    then it would not be possible to add a second field to Time without breaking the user's code.

  • No option for mutable instances.

  • Cannot specify default values.

  • Cannot control which fields are used for __init__, __repr__, etc.

Why not just use typing.NamedTuple

For classes with statically defined fields, it does support similar syntax to Data Classes, using type annotations. This produces a namedtuple, so it shares namedtuple's benefits and some of its downsides.

Why not just use attrs

  • attrs moves faster than could be accommodated if it were moved in to the standard library.
  • attrs supports additional features not being proposed here: validators, converters, metadata, etc. Data Classes makes a tradeoff to achieve simplicity by not implementing these features.
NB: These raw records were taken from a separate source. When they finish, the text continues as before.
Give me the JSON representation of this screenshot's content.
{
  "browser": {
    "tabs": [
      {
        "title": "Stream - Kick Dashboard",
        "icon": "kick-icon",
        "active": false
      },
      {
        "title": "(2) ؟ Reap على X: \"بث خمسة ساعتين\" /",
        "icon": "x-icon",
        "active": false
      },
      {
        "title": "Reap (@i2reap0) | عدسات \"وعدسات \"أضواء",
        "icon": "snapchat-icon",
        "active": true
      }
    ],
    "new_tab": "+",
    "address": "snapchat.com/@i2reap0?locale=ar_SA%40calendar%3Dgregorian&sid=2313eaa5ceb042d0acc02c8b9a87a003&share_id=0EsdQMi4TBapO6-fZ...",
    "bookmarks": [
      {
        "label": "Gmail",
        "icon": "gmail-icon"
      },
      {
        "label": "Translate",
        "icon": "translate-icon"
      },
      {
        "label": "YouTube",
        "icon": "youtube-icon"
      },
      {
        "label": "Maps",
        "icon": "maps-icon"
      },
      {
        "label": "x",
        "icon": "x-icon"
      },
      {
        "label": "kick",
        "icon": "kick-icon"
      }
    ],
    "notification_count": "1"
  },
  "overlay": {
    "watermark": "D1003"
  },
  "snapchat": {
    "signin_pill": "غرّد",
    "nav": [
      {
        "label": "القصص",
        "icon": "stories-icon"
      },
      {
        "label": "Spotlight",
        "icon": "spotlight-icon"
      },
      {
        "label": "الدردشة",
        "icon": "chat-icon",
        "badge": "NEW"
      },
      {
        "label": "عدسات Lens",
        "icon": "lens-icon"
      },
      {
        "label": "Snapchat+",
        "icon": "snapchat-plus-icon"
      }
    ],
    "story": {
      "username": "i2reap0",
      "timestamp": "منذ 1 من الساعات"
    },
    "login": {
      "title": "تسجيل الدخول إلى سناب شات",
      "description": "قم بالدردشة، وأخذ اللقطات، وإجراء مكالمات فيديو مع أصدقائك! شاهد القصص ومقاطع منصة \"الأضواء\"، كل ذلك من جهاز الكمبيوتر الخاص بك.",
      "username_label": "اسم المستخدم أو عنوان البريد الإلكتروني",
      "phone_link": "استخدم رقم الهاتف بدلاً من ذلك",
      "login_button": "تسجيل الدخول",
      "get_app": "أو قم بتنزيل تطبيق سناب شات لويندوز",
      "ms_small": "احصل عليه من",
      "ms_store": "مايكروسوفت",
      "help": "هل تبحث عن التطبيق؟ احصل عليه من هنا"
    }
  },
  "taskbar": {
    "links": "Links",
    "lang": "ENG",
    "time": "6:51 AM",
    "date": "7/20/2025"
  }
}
For more discussion, see [10].

Dynamic creation of classes

An earlier version of this PEP and the sample implementation provided a make_class function that dynamically created Data Classes. This functionality was later dropped, although it might be added at a later time as a helper function. The @dataclass decorator does not care how classes are created, so they could be either statically defined or dynamically defined. For this Data Class:

class C:
    x: int
    y: int = field(init=False, default=0)
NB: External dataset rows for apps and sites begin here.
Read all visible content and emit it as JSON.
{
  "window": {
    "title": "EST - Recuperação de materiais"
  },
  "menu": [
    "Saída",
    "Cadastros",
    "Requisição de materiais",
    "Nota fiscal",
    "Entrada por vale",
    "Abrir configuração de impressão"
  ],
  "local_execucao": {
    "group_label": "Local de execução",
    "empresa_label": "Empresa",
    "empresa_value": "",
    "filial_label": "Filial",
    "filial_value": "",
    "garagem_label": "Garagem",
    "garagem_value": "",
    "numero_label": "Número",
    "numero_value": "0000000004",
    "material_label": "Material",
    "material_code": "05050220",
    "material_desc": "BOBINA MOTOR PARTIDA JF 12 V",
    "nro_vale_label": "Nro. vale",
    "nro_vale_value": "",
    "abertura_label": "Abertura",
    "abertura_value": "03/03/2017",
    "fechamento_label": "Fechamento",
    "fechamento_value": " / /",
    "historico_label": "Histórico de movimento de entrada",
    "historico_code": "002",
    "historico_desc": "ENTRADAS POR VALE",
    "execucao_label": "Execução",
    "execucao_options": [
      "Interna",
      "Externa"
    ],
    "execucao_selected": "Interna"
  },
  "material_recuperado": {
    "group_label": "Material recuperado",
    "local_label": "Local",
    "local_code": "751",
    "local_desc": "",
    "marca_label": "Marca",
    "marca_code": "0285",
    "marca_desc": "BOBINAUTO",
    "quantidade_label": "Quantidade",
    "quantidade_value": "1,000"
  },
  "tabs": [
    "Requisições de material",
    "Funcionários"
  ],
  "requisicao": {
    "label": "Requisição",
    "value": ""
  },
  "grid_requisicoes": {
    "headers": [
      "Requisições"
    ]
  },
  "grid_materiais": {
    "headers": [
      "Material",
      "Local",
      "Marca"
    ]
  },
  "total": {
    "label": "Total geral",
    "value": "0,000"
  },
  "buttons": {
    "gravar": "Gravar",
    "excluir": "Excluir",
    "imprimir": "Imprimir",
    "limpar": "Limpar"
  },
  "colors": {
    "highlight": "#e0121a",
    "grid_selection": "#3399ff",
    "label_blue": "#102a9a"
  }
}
Here is one way of dynamically creating the same Data Class:

cls_dict = {'__annotations__': OrderedDict(x=int, y=int),
            'y': field(init=False, default=0),
C = dataclass(type('C', (object,), cls_dict))
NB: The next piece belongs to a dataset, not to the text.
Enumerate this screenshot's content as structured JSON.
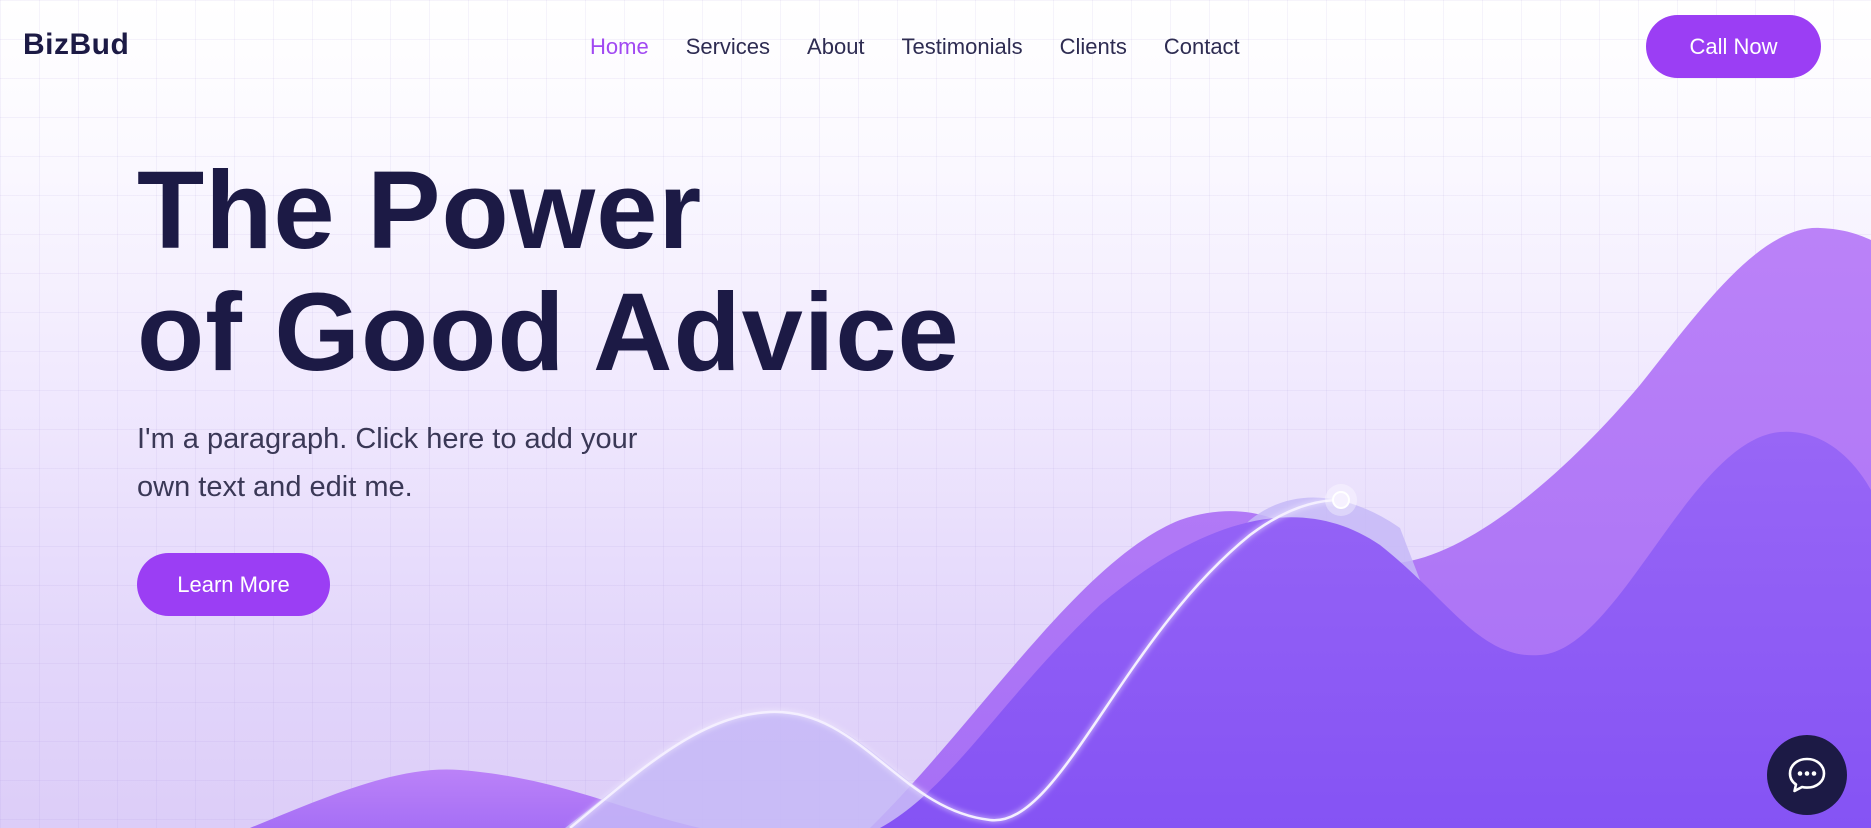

How to support mutable default values

One proposal was to automatically copy defaults, so that if a literal list [] was a default value, each instance would get a new list. There were undesirable side effects of this decision, so the final decision is to disallow the 3 known built-in mutable types: list, dict, and set. For a complete discussion of this and other options, see [11].


This code exists in a closed source project:

class Application:
    def __init__(self, name, requirements, constraints=None, path='', executable_links=None, executables_dir=()): = name
        self.requirements = requirements
        self.constraints = {} if constraints is None else constraints
        self.path = path
        self.executable_links = [] if executable_links is None else executable_links
        self.executables_dir = executables_dir
        self.additional_items = []

    def __repr__(self):
        return f'Application({!r},{self.requirements!r},{self.constraints!r},{self.path!r},{self.executable_links!r},{self.executables_dir!r},{self.additional_items!r})'

This can be replaced by:

class Application:
    name: Str
    requirements: List
    constraints: List[str] = field(default_factory=list)
    path: Str = ''
    executable_links: List[str] = field(default_factory=list)
    executable_dir: Tuple[str] = ()
    additional_items: List[str] = field(init=False, default_factory=list)

The Data Class version is more declarative, has less code, supports typing, and includes the other generated functions.


The following people provided invaluable input during the development of this PEP and code: Ivan Levkivskyi, Guido van Rossum, Hynek Schlawack, Raymond Hettinger, and Lisa Roach. I thank them for their time and expertise.

A special mention must be made about the attrs project. It was a true inspiration for this PEP, and I respect the design decisions they made.